**Problem description:** In your answer, print each of the records below exactly.

Dataset rows for apps and sites
━━━━━━

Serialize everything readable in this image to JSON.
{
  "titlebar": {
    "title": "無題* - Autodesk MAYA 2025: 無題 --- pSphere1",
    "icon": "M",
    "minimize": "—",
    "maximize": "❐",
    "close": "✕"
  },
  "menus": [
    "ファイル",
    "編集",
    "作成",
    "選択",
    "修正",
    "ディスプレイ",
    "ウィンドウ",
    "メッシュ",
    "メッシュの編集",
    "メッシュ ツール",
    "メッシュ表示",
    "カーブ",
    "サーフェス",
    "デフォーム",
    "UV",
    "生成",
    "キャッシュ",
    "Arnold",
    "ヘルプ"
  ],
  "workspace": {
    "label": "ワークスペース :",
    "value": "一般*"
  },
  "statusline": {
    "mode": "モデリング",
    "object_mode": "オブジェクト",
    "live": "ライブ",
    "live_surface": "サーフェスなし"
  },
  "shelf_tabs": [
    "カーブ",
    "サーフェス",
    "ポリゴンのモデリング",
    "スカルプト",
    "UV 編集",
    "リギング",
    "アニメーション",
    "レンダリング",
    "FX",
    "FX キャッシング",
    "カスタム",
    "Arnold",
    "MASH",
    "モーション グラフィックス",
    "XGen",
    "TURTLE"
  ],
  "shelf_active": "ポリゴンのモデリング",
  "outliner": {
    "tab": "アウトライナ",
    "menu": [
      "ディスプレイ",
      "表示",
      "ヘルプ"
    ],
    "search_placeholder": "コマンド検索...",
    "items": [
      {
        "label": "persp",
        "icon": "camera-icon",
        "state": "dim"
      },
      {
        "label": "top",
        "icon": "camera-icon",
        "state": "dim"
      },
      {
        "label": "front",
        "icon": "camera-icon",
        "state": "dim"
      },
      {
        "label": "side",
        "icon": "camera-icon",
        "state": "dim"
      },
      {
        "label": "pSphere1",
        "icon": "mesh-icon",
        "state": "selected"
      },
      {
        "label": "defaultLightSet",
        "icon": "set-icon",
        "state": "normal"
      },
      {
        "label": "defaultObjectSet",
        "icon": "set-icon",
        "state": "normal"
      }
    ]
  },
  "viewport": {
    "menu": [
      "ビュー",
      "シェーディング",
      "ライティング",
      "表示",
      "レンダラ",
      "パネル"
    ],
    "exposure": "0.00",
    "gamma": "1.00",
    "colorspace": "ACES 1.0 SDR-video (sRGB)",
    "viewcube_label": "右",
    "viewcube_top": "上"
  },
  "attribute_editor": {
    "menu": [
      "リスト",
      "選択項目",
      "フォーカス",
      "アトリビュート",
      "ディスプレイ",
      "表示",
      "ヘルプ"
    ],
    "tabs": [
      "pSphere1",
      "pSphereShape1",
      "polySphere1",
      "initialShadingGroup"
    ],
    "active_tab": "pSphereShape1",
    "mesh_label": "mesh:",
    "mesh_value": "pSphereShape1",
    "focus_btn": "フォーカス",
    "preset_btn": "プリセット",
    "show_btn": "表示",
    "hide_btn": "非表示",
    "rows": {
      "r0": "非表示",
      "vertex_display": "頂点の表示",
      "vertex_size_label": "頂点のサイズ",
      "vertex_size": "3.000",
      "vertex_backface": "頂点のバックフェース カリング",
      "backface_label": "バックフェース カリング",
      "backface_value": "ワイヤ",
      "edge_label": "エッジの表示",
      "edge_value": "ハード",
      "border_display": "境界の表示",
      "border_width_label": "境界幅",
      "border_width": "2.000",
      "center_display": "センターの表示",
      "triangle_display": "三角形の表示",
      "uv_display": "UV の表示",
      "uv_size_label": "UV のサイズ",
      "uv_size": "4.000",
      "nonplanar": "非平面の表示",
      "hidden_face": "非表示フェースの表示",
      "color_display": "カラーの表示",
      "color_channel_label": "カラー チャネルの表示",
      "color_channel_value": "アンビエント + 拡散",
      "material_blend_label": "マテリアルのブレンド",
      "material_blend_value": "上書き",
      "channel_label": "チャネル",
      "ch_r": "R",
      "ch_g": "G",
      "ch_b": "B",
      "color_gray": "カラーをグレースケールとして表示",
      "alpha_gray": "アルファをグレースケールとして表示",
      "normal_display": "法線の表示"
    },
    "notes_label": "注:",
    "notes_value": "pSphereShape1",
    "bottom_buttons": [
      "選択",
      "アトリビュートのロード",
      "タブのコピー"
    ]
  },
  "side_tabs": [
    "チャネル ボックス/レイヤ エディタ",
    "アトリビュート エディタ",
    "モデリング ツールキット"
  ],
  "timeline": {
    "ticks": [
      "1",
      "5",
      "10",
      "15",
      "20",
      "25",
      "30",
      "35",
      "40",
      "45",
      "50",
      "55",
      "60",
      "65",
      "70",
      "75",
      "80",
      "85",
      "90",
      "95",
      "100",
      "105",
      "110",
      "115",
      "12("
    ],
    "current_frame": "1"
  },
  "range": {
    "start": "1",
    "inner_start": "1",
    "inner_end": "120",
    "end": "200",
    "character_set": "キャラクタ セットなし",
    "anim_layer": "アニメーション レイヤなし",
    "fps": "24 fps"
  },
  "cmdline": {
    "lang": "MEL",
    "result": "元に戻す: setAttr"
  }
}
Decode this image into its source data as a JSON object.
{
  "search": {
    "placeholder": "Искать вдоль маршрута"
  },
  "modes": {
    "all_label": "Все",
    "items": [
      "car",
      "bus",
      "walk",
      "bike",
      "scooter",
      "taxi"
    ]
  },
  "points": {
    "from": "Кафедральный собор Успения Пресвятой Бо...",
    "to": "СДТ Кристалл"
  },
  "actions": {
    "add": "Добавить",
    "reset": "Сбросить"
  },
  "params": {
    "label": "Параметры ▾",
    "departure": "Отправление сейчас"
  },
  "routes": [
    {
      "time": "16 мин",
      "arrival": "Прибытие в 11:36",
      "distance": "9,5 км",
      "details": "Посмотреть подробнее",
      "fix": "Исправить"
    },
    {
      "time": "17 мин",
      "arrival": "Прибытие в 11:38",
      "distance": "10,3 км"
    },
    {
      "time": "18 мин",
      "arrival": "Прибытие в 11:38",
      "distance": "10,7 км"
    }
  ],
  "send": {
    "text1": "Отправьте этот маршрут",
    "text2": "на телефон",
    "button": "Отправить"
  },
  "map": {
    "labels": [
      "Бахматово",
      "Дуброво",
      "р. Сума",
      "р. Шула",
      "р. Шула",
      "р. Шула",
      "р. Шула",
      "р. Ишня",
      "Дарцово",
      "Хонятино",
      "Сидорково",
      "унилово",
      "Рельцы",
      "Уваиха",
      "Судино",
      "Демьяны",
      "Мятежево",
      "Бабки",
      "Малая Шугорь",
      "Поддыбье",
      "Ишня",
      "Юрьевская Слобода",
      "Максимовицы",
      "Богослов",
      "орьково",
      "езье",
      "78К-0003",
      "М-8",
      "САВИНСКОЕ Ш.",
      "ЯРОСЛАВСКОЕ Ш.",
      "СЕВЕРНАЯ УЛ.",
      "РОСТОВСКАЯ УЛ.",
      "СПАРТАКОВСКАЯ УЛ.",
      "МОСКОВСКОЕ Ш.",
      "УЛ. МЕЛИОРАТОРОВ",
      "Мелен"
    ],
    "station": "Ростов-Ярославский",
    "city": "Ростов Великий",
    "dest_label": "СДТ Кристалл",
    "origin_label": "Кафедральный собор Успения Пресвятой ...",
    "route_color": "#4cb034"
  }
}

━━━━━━

**Answer for this exercise:**
Serialize everything readable in this image to JSON.
{
  "titlebar": {
    "title": "無題* - Autodesk MAYA 2025: 無題 --- pSphere1",
    "icon": "M",
    "minimize": "—",
    "maximize": "❐",
    "close": "✕"
  },
  "menus": [
    "ファイル",
    "編集",
    "作成",
    "選択",
    "修正",
    "ディスプレイ",
    "ウィンドウ",
    "メッシュ",
    "メッシュの編集",
    "メッシュ ツール",
    "メッシュ表示",
    "カーブ",
    "サーフェス",
    "デフォーム",
    "UV",
    "生成",
    "キャッシュ",
    "Arnold",
    "ヘルプ"
  ],
  "workspace": {
    "label": "ワークスペース :",
    "value": "一般*"
  },
  "statusline": {
    "mode": "モデリング",
    "object_mode": "オブジェクト",
    "live": "ライブ",
    "live_surface": "サーフェスなし"
  },
  "shelf_tabs": [
    "カーブ",
    "サーフェス",
    "ポリゴンのモデリング",
    "スカルプト",
    "UV 編集",
    "リギング",
    "アニメーション",
    "レンダリング",
    "FX",
    "FX キャッシング",
    "カスタム",
    "Arnold",
    "MASH",
    "モーション グラフィックス",
    "XGen",
    "TURTLE"
  ],
  "shelf_active": "ポリゴンのモデリング",
  "outliner": {
    "tab": "アウトライナ",
    "menu": [
      "ディスプレイ",
      "表示",
      "ヘルプ"
    ],
    "search_placeholder": "コマンド検索...",
    "items": [
      {
        "label": "persp",
        "icon": "camera-icon",
        "state": "dim"
      },
      {
        "label": "top",
        "icon": "camera-icon",
        "state": "dim"
      },
      {
        "label": "front",
        "icon": "camera-icon",
        "state": "dim"
      },
      {
        "label": "side",
        "icon": "camera-icon",
        "state": "dim"
      },
      {
        "label": "pSphere1",
        "icon": "mesh-icon",
        "state": "selected"
      },
      {
        "label": "defaultLightSet",
        "icon": "set-icon",
        "state": "normal"
      },
      {
        "label": "defaultObjectSet",
        "icon": "set-icon",
        "state": "normal"
      }
    ]
  },
  "viewport": {
    "menu": [
      "ビュー",
      "シェーディング",
      "ライティング",
      "表示",
      "レンダラ",
      "パネル"
    ],
    "exposure": "0.00",
    "gamma": "1.00",
    "colorspace": "ACES 1.0 SDR-video (sRGB)",
    "viewcube_label": "右",
    "viewcube_top": "上"
  },
  "attribute_editor": {
    "menu": [
      "リスト",
      "選択項目",
      "フォーカス",
      "アトリビュート",
      "ディスプレイ",
      "表示",
      "ヘルプ"
    ],
    "tabs": [
      "pSphere1",
      "pSphereShape1",
      "polySphere1",
      "initialShadingGroup"
    ],
    "active_tab": "pSphereShape1",
    "mesh_label": "mesh:",
    "mesh_value": "pSphereShape1",
    "focus_btn": "フォーカス",
    "preset_btn": "プリセット",
    "show_btn": "表示",
    "hide_btn": "非表示",
    "rows": {
      "r0": "非表示",
      "vertex_display": "頂点の表示",
      "vertex_size_label": "頂点のサイズ",
      "vertex_size": "3.000",
      "vertex_backface": "頂点のバックフェース カリング",
      "backface_label": "バックフェース カリング",
      "backface_value": "ワイヤ",
      "edge_label": "エッジの表示",
      "edge_value": "ハード",
      "border_display": "境界の表示",
      "border_width_label": "境界幅",
      "border_width": "2.000",
      "center_display": "センターの表示",
      "triangle_display": "三角形の表示",
      "uv_display": "UV の表示",
      "uv_size_label": "UV のサイズ",
      "uv_size": "4.000",
      "nonplanar": "非平面の表示",
      "hidden_face": "非表示フェースの表示",
      "color_display": "カラーの表示",
      "color_channel_label": "カラー チャネルの表示",
      "color_channel_value": "アンビエント + 拡散",
      "material_blend_label": "マテリアルのブレンド",
      "material_blend_value": "上書き",
      "channel_label": "チャネル",
      "ch_r": "R",
      "ch_g": "G",
      "ch_b": "B",
      "color_gray": "カラーをグレースケールとして表示",
      "alpha_gray": "アルファをグレースケールとして表示",
      "normal_display": "法線の表示"
    },
    "notes_label": "注:",
    "notes_value": "pSphereShape1",
    "bottom_buttons": [
      "選択",
      "アトリビュートのロード",
      "タブのコピー"
    ]
  },
  "side_tabs": [
    "チャネル ボックス/レイヤ エディタ",
    "アトリビュート エディタ",
    "モデリング ツールキット"
  ],
  "timeline": {
    "ticks": [
      "1",
      "5",
      "10",
      "15",
      "20",
      "25",
      "30",
      "35",
      "40",
      "45",
      "50",
      "55",
      "60",
      "65",
      "70",
      "75",
      "80",
      "85",
      "90",
      "95",
      "100",
      "105",
      "110",
      "115",
      "12("
    ],
    "current_frame": "1"
  },
  "range": {
    "start": "1",
    "inner_start": "1",
    "inner_end": "120",
    "end": "200",
    "character_set": "キャラクタ セットなし",
    "anim_layer": "アニメーション レイヤなし",
    "fps": "24 fps"
  },
  "cmdline": {
    "lang": "MEL",
    "result": "元に戻す: setAttr"
  }
}
Decode this image into its source data as a JSON object.
{
  "search": {
    "placeholder": "Искать вдоль маршрута"
  },
  "modes": {
    "all_label": "Все",
    "items": [
      "car",
      "bus",
      "walk",
      "bike",
      "scooter",
      "taxi"
    ]
  },
  "points": {
    "from": "Кафедральный собор Успения Пресвятой Бо...",
    "to": "СДТ Кристалл"
  },
  "actions": {
    "add": "Добавить",
    "reset": "Сбросить"
  },
  "params": {
    "label": "Параметры ▾",
    "departure": "Отправление сейчас"
  },
  "routes": [
    {
      "time": "16 мин",
      "arrival": "Прибытие в 11:36",
      "distance": "9,5 км",
      "details": "Посмотреть подробнее",
      "fix": "Исправить"
    },
    {
      "time": "17 мин",
      "arrival": "Прибытие в 11:38",
      "distance": "10,3 км"
    },
    {
      "time": "18 мин",
      "arrival": "Прибытие в 11:38",
      "distance": "10,7 км"
    }
  ],
  "send": {
    "text1": "Отправьте этот маршрут",
    "text2": "на телефон",
    "button": "Отправить"
  },
  "map": {
    "labels": [
      "Бахматово",
      "Дуброво",
      "р. Сума",
      "р. Шула",
      "р. Шула",
      "р. Шула",
      "р. Шула",
      "р. Ишня",
      "Дарцово",
      "Хонятино",
      "Сидорково",
      "унилово",
      "Рельцы",
      "Уваиха",
      "Судино",
      "Демьяны",
      "Мятежево",
      "Бабки",
      "Малая Шугорь",
      "Поддыбье",
      "Ишня",
      "Юрьевская Слобода",
      "Максимовицы",
      "Богослов",
      "орьково",
      "езье",
      "78К-0003",
      "М-8",
      "САВИНСКОЕ Ш.",
      "ЯРОСЛАВСКОЕ Ш.",
      "СЕВЕРНАЯ УЛ.",
      "РОСТОВСКАЯ УЛ.",
      "СПАРТАКОВСКАЯ УЛ.",
      "МОСКОВСКОЕ Ш.",
      "УЛ. МЕЛИОРАТОРОВ",
      "Мелен"
    ],
    "station": "Ростов-Ярославский",
    "city": "Ростов Великий",
    "dest_label": "СДТ Кристалл",
    "origin_label": "Кафедральный собор Успения Пресвятой ...",
    "route_color": "#4cb034"
  }
}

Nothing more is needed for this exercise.